Egypt is currently undergoing a revolution. Thinking back to my time there, I worry for the people I met who I still keep in touch with, and the ones like the bus driver who I don’t know anymore. The internet has been shut off as of last night, along with a lot of phone service, including text messaging. It appears the government is trying to stop the organization of rallies and protests towards a governmental upheaval. 
With people as good as the ones I met, this country really deserves a revolution. Keep fighting, Egypt. 

I briefly lived in Egypt in the fall/winter of 2009. I went through a wide range of emotions while living there: from loving my daily life of going to the market, living by the ocean, and seeing a vibrant everyday life around me, to hating going out in public and being so obviously foreign, followed home, called at, at continuously ripped off. It was one of the more life changing things that I have ever done, in a good way, and throughout it all, the hospitality and the warmth of the people is one of the things I look back on with the best memories. Get into a small conversation with a shopkeeper, and you had a dinner invite to meet an entire family. I had a Scottish friend who got to know a bus driver who was around 20 years old, who would take us places and refuse payment. We were invited to his parents house where we were able to meet his whole family over tea and guava juice. This wasn’t the only occasion someone went out of their way to show us the goodness of the Egyptian people, and those moments far outweigh the number of times I felt scammed or tired of being in the country.

Egypt is currently undergoing a revolution. Thinking back to my time there, I worry for the people I met who I still keep in touch with, and the ones like the bus driver who I don’t know anymore. The internet has been shut off as of last night, along with a lot of phone service, including text messaging. It appears the government is trying to stop the organization of rallies and protests towards a governmental upheaval. 

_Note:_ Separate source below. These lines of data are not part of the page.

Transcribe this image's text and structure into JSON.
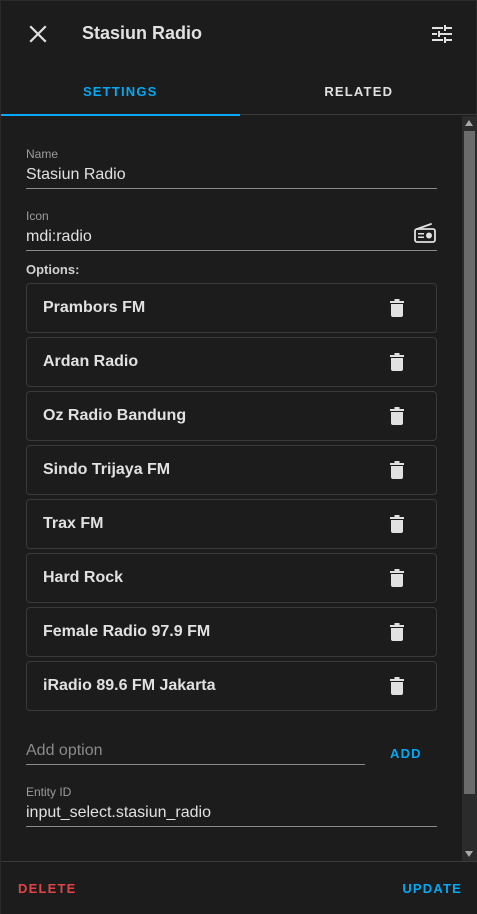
{
  "header": {
    "title": "Stasiun Radio"
  },
  "tabs": [
    {
      "label": "SETTINGS"
    },
    {
      "label": "RELATED"
    }
  ],
  "form": {
    "name_label": "Name",
    "name_value": "Stasiun Radio",
    "icon_label": "Icon",
    "icon_value": "mdi:radio",
    "options_label": "Options:",
    "options": [
      {
        "label": "Prambors FM"
      },
      {
        "label": "Ardan Radio"
      },
      {
        "label": "Oz Radio Bandung"
      },
      {
        "label": "Sindo Trijaya FM"
      },
      {
        "label": "Trax FM"
      },
      {
        "label": "Hard Rock"
      },
      {
        "label": "Female Radio 97.9 FM"
      },
      {
        "label": "iRadio 89.6 FM Jakarta"
      }
    ],
    "add_placeholder": "Add option",
    "add_label": "ADD",
    "entity_label": "Entity ID",
    "entity_value": "input_select.stasiun_radio"
  },
  "footer": {
    "delete_label": "DELETE",
    "update_label": "UPDATE"
  },
  "colors": {
    "accent": "#03a9f4",
    "danger": "#e04545",
    "background": "#1c1c1c"
  }
}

With people as good as the ones I met, this country really deserves a revolution. Keep fighting, Egypt. 

Building a boat. 

Building a boat.